There is a lot of information and some form of debate as to the physical effect of asanas. The purpose of asanas is beyond the physical, but there is no denying the fact that asanas have a great physical impact on the body. The problem starts when we try to compare it with different forms of exercise or physical activity.
Let us look at the different types of physical activities before we understand about asanas.
Weight Bearing Exercise vs Non-weight bearing
Weight bearing exercises are those which involve the body to carry a load or bear some excess weight. The classic example of weight-bearing exercises is weight training. Some of us also land up doing a lot of weight bearing activity without realizing. Doing housework, lifting loads of any kind and bending or squatting in different ways are all weight bearing. For example, when we bend forward, the entire upper body weight shifts and the whole body needs to gear up to maintain the balance. Muscles contract and release as required. Similarly, side bends, backward bends and lifting the hands or legs above the body, are all weight bearing.
Non-weight bearing are those activities where we do not have to grapple with extra weight. Running, swimming, walking are examples of non-weight bearing activities. We require both types of exercises on a daily basis, else we become physically unfit.
Isotonic movements or exercises are those where the muscle movements involve the joints and bones and there is lengthening of the muscles. In these types of exercises, there is the isolation of certain muscles to increase their strength.
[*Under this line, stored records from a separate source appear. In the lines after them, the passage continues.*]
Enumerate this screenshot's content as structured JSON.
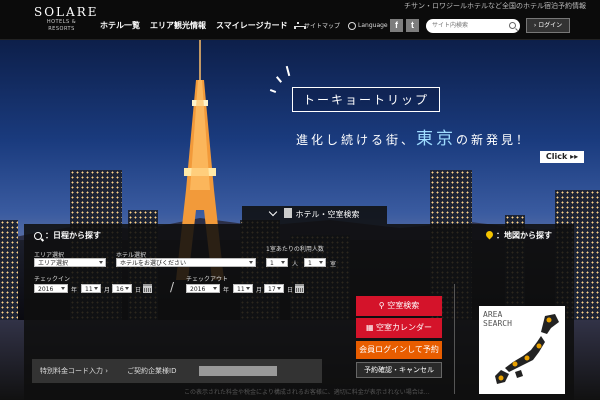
{
  "header": {
    "logo_main": "SOLARE",
    "logo_sub": "HOTELS & RESORTS",
    "tagline": "チサン・ロワジールホテルなど全国のホテル宿泊予約情報",
    "nav": [
      "ホテル一覧",
      "エリア観光情報",
      "スマイレージカード"
    ],
    "sitemap": "サイトマップ",
    "language": "Language",
    "facebook": "f",
    "twitter": "t",
    "search_placeholder": "サイト内検索",
    "login": "› ログイン"
  },
  "hero": {
    "promo_title": "トーキョートリップ",
    "promo_pre": "進化し続ける街、",
    "promo_city": "東京",
    "promo_post": "の新発見！",
    "click": "Click ▸▸"
  },
  "search": {
    "tab_label": "ホテル・空室検索",
    "schedule_title": "：日程から探す",
    "map_title": "：地図から探す",
    "area_label": "エリア選択",
    "area_value": "エリア選択",
    "hotel_label": "ホテル選択",
    "hotel_value": "ホテルをお選びください",
    "guests_label": "1室あたりの利用人数",
    "guests_value": "1",
    "guests_unit": "人",
    "rooms_value": "1",
    "rooms_unit": "室",
    "checkin_label": "チェックイン",
    "checkout_label": "チェックアウト",
    "checkin_year": "2016",
    "checkin_month": "11",
    "checkin_day": "16",
    "checkout_year": "2016",
    "checkout_month": "11",
    "checkout_day": "17",
    "year_unit": "年",
    "month_unit": "月",
    "day_unit": "日",
    "slash": "/",
    "btn_search": "空室検索",
    "btn_calendar": "空室カレンダー",
    "btn_member": "会員ログインして予約",
    "btn_confirm": "予約確認・キャンセル",
    "special_code": "特別料金コード入力",
    "corp_label": "ご契約企業様ID",
    "area_search_line1": "AREA",
    "area_search_line2": "SEARCH",
    "footer_note": "この表示された料金や税金により構成されるお客様に、適切に料金が表示されない場合は…"
  },
  "colors": {
    "red": "#d4132a",
    "orange": "#e85d00",
    "highlight": "#9fdcff"
  }
}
Examples are weight training and running which help in muscular efficiency, maintenance, and weight management.
These movements involve muscle movement but no elongation of the muscles and there is a limited load on the joints and bones. These are different kinds of movements. To give an example, any form of exercise where we get into a position and hold it for a few seconds, is isometric. Imagine doing a push-up. But instead of going down and coming up again, go down and stay there for ten to fifteen seconds and then come up slowly. These isometric exercises help in endurance and flexibility.
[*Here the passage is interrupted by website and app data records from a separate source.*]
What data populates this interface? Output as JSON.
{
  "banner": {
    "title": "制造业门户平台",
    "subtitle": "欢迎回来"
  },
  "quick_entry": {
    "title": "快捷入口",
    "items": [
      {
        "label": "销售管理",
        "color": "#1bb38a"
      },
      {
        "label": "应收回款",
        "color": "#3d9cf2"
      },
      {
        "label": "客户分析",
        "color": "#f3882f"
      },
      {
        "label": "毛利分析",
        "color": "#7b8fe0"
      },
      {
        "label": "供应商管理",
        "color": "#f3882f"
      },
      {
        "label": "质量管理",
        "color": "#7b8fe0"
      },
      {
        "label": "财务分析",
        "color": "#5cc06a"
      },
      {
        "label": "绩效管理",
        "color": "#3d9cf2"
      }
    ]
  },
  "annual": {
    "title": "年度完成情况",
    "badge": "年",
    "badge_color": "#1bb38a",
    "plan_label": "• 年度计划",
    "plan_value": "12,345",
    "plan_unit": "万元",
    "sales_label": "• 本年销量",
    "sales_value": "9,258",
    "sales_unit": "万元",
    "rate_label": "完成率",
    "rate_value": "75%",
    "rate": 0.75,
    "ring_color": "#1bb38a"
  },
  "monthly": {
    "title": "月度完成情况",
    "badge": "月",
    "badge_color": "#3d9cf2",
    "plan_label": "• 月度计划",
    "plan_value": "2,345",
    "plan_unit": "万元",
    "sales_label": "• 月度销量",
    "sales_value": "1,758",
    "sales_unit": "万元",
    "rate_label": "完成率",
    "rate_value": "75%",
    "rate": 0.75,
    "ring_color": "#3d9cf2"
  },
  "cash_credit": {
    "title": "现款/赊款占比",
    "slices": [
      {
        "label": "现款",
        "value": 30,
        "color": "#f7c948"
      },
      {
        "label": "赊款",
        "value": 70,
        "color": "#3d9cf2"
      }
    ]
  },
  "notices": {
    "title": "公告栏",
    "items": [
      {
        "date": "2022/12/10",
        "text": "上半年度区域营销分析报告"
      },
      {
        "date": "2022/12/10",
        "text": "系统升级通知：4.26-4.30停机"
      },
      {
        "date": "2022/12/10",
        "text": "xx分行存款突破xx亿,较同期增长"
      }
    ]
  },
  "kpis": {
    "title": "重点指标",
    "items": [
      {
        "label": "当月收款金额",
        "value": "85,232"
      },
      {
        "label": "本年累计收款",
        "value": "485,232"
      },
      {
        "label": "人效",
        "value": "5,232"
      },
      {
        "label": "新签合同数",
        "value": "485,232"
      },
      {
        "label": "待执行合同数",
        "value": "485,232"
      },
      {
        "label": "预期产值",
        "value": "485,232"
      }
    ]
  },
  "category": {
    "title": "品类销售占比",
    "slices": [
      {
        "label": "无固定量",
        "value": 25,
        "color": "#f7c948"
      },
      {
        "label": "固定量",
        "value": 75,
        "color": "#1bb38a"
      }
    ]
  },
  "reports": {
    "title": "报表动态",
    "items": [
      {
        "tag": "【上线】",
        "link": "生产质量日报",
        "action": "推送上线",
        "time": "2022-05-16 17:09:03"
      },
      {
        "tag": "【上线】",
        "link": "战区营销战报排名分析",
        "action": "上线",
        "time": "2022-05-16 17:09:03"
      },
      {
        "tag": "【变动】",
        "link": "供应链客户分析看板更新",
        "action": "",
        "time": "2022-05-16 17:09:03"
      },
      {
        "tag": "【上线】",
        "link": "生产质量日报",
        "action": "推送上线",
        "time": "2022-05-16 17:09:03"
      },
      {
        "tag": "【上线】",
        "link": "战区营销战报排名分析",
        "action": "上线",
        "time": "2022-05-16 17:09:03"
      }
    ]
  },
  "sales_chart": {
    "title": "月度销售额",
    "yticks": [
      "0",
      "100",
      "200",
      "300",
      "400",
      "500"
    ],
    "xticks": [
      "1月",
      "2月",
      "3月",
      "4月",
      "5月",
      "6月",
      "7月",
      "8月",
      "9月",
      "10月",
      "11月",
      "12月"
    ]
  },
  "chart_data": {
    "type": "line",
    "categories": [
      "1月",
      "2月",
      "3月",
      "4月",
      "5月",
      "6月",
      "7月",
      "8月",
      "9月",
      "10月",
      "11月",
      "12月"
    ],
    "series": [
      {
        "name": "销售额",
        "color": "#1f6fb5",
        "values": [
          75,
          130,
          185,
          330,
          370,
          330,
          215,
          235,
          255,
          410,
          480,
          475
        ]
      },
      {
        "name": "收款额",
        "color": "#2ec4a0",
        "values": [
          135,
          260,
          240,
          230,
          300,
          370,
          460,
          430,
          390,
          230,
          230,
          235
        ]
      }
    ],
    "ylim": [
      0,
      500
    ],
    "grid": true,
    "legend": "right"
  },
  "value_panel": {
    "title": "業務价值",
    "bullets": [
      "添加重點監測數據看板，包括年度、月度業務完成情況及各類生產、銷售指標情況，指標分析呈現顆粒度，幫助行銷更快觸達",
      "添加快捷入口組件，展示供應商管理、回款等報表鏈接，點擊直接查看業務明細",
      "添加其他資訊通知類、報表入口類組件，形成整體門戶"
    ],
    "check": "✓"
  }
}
Aerobic exercises are those which use glycogen and fat as fuel and also expel carbon dioxide from the body. Moderate levels of exertion over a period of time, benefits breathing and cardiovascular health. Brisk walking, slow jogging, gentle swimming, are all of this nature.
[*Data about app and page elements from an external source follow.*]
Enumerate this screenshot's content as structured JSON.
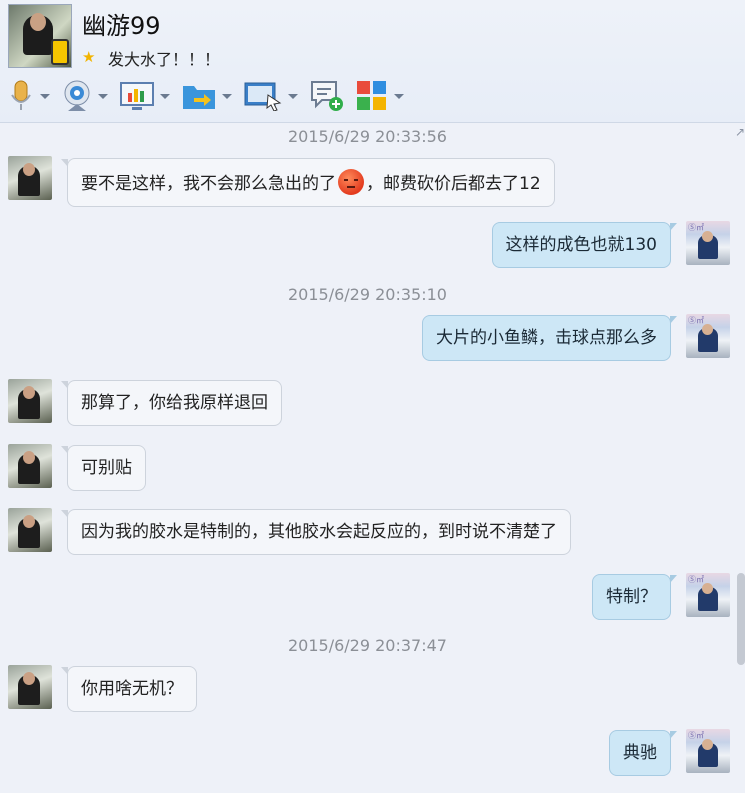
{
  "header": {
    "contact_name": "幽游99",
    "signature": "发大水了！！！"
  },
  "toolbar": {
    "tools": [
      {
        "icon": "microphone-icon"
      },
      {
        "icon": "webcam-icon"
      },
      {
        "icon": "screen-share-icon"
      },
      {
        "icon": "send-file-icon"
      },
      {
        "icon": "remote-desktop-icon"
      },
      {
        "icon": "new-message-icon"
      },
      {
        "icon": "apps-icon"
      }
    ]
  },
  "chat": {
    "timestamps": [
      "2015/6/29 20:33:56",
      "2015/6/29 20:35:10",
      "2015/6/29 20:37:47"
    ],
    "messages": [
      {
        "side": "left",
        "text_before": "要不是这样，我不会那么急出的了",
        "emoji": "angry-face-icon",
        "text_after": "，邮费砍价后都去了12"
      },
      {
        "side": "right",
        "text": "这样的成色也就130"
      },
      {
        "side": "right",
        "text": "大片的小鱼鳞，击球点那么多"
      },
      {
        "side": "left",
        "text": "那算了，你给我原样退回"
      },
      {
        "side": "left",
        "text": "可别贴"
      },
      {
        "side": "left",
        "text": "因为我的胶水是特制的，其他胶水会起反应的，到时说不清楚了"
      },
      {
        "side": "right",
        "text": "特制？"
      },
      {
        "side": "left",
        "text": "你用啥无机？"
      },
      {
        "side": "right",
        "text": "典驰"
      }
    ]
  },
  "colors": {
    "background": "#eef1f8",
    "bubble_left": "#f4f6fa",
    "bubble_right": "#cde7f6",
    "timestamp": "#8b8f96"
  }
}
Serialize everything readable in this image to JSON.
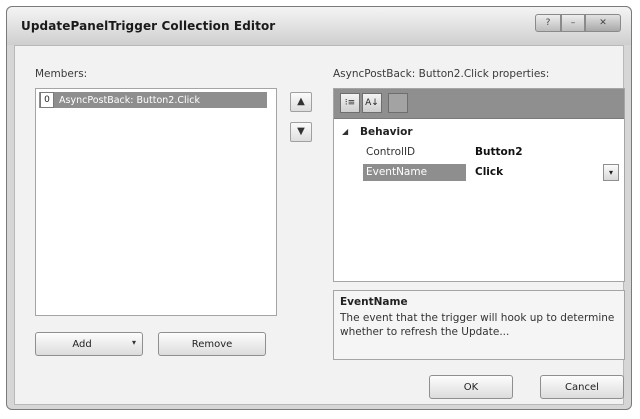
{
  "window": {
    "title": "UpdatePanelTrigger Collection Editor",
    "help_glyph": "?",
    "minimize_glyph": "–",
    "close_glyph": "✕"
  },
  "members": {
    "label": "Members:",
    "items": [
      {
        "index": "0",
        "text": "AsyncPostBack: Button2.Click",
        "selected": true
      }
    ],
    "move_up_glyph": "▲",
    "move_down_glyph": "▼"
  },
  "buttons": {
    "add": "Add",
    "add_dropdown_glyph": "▾",
    "remove": "Remove",
    "ok": "OK",
    "cancel": "Cancel"
  },
  "properties": {
    "label": "AsyncPostBack: Button2.Click properties:",
    "toolbar": {
      "categorized_glyph": "⁝≡",
      "alphabetical_glyph": "A↓"
    },
    "category": {
      "name": "Behavior",
      "toggle_glyph": "◢"
    },
    "rows": [
      {
        "name": "ControlID",
        "value": "Button2"
      },
      {
        "name": "EventName",
        "value": "Click",
        "selected": true,
        "dropdown_glyph": "▾"
      }
    ],
    "description": {
      "title": "EventName",
      "text": "The event that the trigger will hook up to determine whether to refresh the Update..."
    }
  }
}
These are exercises which involve short intense bursts of energy and strength. It is a high-intensity exercise. There is a shortage of oxygen and build-up of lactic acid. You feel very fatigued after this. Examples of this are short duration or intense cardiovascular sessions or weight training. Running fast for fifteen minutes is anaerobic but a slow jog over forty-five minutes is aerobic.
Stretching is required for the muscles to remain flexible. There are stretches which are done after different types of exercises to avoid muscle and joint damage. There are some exercise routines which are just stretching of different kinds. This is one of the most important aspects of the body which we rarely do.
Nature of Asanas
Now that we have a brief idea about the different types of exercises, we shall see what asanas are.
Asanas are all of the above and much more.
There is so much that modern science has not understood about Yoga. A simple but effective Hatha Yoga session for around forty-five minutes will cover all of the above. We land up doing isotonic and isometric movements with stretching. Aerobic activity is taken care of due to the slow and gentle pace of asanas. There are many practices which are internally intense and tax the system. Therefore, anaerobic exercise is also done. But this alone does not explain the benefit of asanas.
There are many more benefits of asanas compared to any other form of physical exercise. Some of these are:
- Asanas cover all types of body movements and all types of exercises.
- The spinal cord needs to be gently stretched in six different ways in a beneficial way. Asanas are the only discipline which provide this without causing a strain on the spine or causing injury.
- It has been found that there is no wear and tear of bones or muscles even with age if you do asanas. Other exercises involve wear and tear. Running, sports or other exercises will not prevent arthritis, but asanas will.
- Exercising does not prevent bone loss with age. Asanas preserve the bone density.
- There is no damage of the muscular and skeletal system. Anyone involved in sports or weight training has faced muscle and ligament tears and injuries. With asanas, it is the reverse. You actually improve the muscular and skeletal system, the more you practice.
- In asanas, the breathing rate becomes slower and you still get all the exercise you need. The slower you breathe, the better it is. It is reverse in other forms of exercise.
- Fatigue is inbuilt in exercising. This leads to physical and physiological stress. This phenomenon is increasing and people with strenuous exercise regimens are getting illnesses and also suddenly dying. With asanas, you are actually physically and mentally more relaxed and there is no stress or fatigue.
- Asanas work at the cellular level and organ level. Therefore, they are therapeutic and can also change your metabolism and structure for the better. There are no such benefits for physical exercises.
- Your heart rate, cardiovascular and breathing capacity improves.
- Blood is purified and toxins are removed from the body.
We often feel that we need to strain, sweat and breathe hard to do exercise. This is, of course, not true. In fact, the yogis of the past and the regular practitioners of today are significantly more healthy and fit even after the seventy and eighty years of age.
Start practicing asanas from today.